# EXERCISE AIM:
Report each line from the data below that holds the word "title".

Data about app and page elements:
-----

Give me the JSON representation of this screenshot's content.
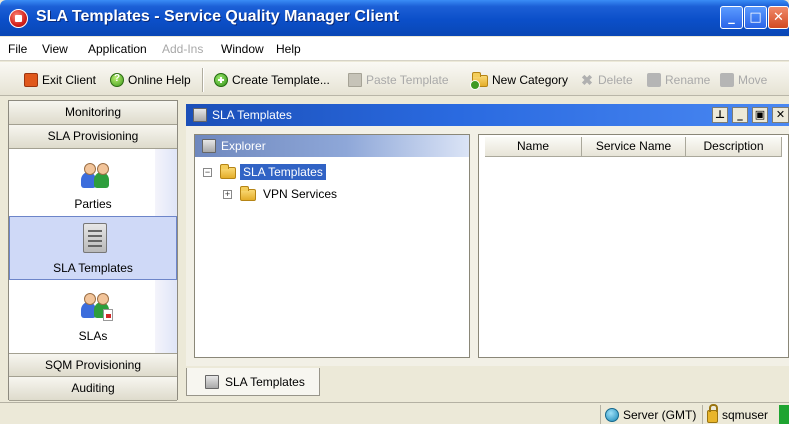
{
  "window": {
    "title": "SLA Templates - Service Quality Manager Client",
    "minimize_glyph": "_",
    "maximize_glyph": "□",
    "close_glyph": "✕"
  },
  "menubar": {
    "items": [
      {
        "label": "File",
        "enabled": true
      },
      {
        "label": "View",
        "enabled": true
      },
      {
        "label": "Application",
        "enabled": true
      },
      {
        "label": "Add-Ins",
        "enabled": false
      },
      {
        "label": "Window",
        "enabled": true
      },
      {
        "label": "Help",
        "enabled": true
      }
    ]
  },
  "toolbar": {
    "exit_label": "Exit Client",
    "help_label": "Online Help",
    "create_label": "Create Template...",
    "paste_label": "Paste Template",
    "new_category_label": "New Category",
    "delete_label": "Delete",
    "rename_label": "Rename",
    "move_label": "Move"
  },
  "leftnav": {
    "headers": [
      "Monitoring",
      "SLA Provisioning",
      "SQM Provisioning",
      "Auditing"
    ],
    "items": [
      {
        "label": "Parties",
        "icon": "parties-icon"
      },
      {
        "label": "SLA Templates",
        "icon": "sla-templates-icon",
        "selected": true
      },
      {
        "label": "SLAs",
        "icon": "slas-icon"
      }
    ]
  },
  "frame": {
    "title": "SLA Templates",
    "pin_glyph": "⊥",
    "min_glyph": "_",
    "restore_glyph": "▣",
    "close_glyph": "✕"
  },
  "explorer": {
    "title": "Explorer",
    "tree": [
      {
        "label": "SLA Templates",
        "expander": "−",
        "selected": true
      },
      {
        "label": "VPN Services",
        "expander": "+",
        "selected": false
      }
    ]
  },
  "table": {
    "columns": [
      "Name",
      "Service Name",
      "Description"
    ],
    "rows": []
  },
  "bottom_tab": {
    "label": "SLA Templates"
  },
  "status": {
    "server": "Server (GMT)",
    "user": "sqmuser",
    "indicator_color": "#1ea431"
  }
}
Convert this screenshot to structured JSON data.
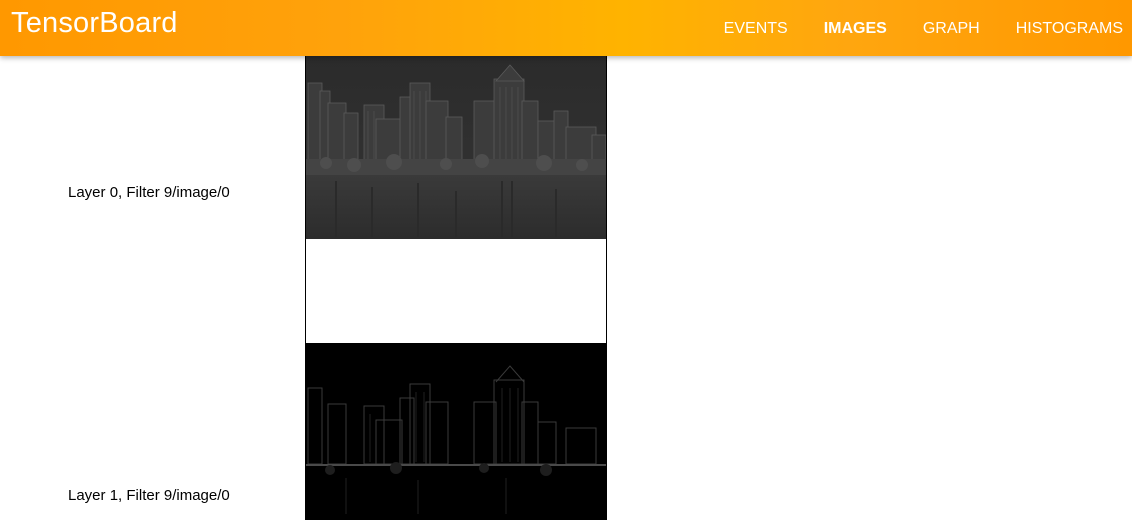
{
  "app": {
    "title": "TensorBoard",
    "accent": "#ff9800"
  },
  "nav": {
    "tabs": [
      {
        "label": "EVENTS",
        "selected": false
      },
      {
        "label": "IMAGES",
        "selected": true
      },
      {
        "label": "GRAPH",
        "selected": false
      },
      {
        "label": "HISTOGRAMS",
        "selected": false
      }
    ]
  },
  "images": [
    {
      "label": "Layer 0, Filter 9/image/0",
      "icon": "city-skyline-filter-map-gray"
    },
    {
      "label": "Layer 1, Filter 9/image/0",
      "icon": "city-skyline-filter-map-dark"
    }
  ]
}
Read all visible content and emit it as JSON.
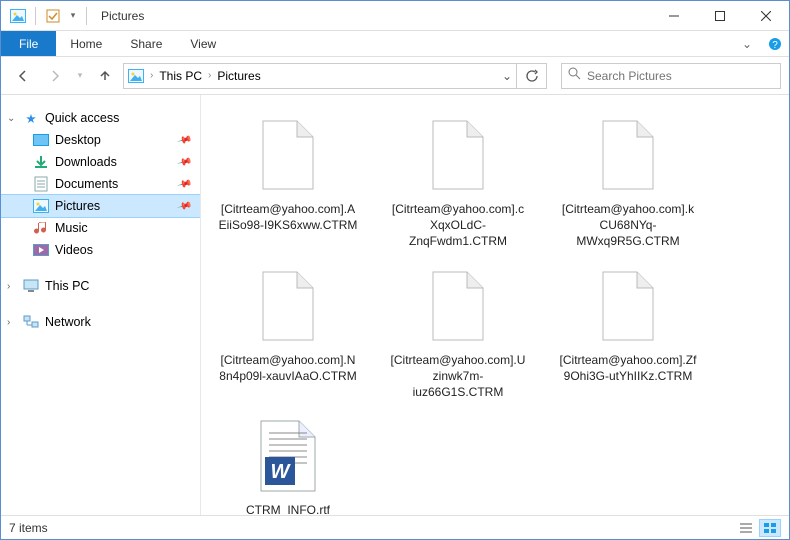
{
  "window": {
    "title": "Pictures"
  },
  "ribbon": {
    "file": "File",
    "tabs": [
      "Home",
      "Share",
      "View"
    ]
  },
  "breadcrumb": {
    "items": [
      "This PC",
      "Pictures"
    ],
    "dropdown_label": ""
  },
  "search": {
    "placeholder": "Search Pictures"
  },
  "sidebar": {
    "quick_access": {
      "label": "Quick access",
      "items": [
        {
          "label": "Desktop",
          "icon": "desktop",
          "pinned": true
        },
        {
          "label": "Downloads",
          "icon": "downloads",
          "pinned": true
        },
        {
          "label": "Documents",
          "icon": "documents",
          "pinned": true
        },
        {
          "label": "Pictures",
          "icon": "pictures",
          "pinned": true,
          "selected": true
        },
        {
          "label": "Music",
          "icon": "music",
          "pinned": false
        },
        {
          "label": "Videos",
          "icon": "videos",
          "pinned": false
        }
      ]
    },
    "this_pc": {
      "label": "This PC"
    },
    "network": {
      "label": "Network"
    }
  },
  "files": [
    {
      "name": "[Citrteam@yahoo.com].AEiiSo98-I9KS6xww.CTRM",
      "type": "blank"
    },
    {
      "name": "[Citrteam@yahoo.com].cXqxOLdC-ZnqFwdm1.CTRM",
      "type": "blank"
    },
    {
      "name": "[Citrteam@yahoo.com].kCU68NYq-MWxq9R5G.CTRM",
      "type": "blank"
    },
    {
      "name": "[Citrteam@yahoo.com].N8n4p09l-xauvIAaO.CTRM",
      "type": "blank"
    },
    {
      "name": "[Citrteam@yahoo.com].Uzinwk7m-iuz66G1S.CTRM",
      "type": "blank"
    },
    {
      "name": "[Citrteam@yahoo.com].Zf9Ohi3G-utYhIIKz.CTRM",
      "type": "blank"
    },
    {
      "name": "CTRM_INFO.rtf",
      "type": "rtf"
    }
  ],
  "status": {
    "count_label": "7 items"
  },
  "icons": {
    "pictures_tb": "pictures-icon",
    "qat_props": "props-icon",
    "qat_dd": "dropdown-icon"
  }
}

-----

# RESULT:
    "title": "SLA Templates - Service Quality Manager Client",
    "title": "SLA Templates",
    "title": "Explorer",
    "title": "TensorBoard",
    "title": "Pictures"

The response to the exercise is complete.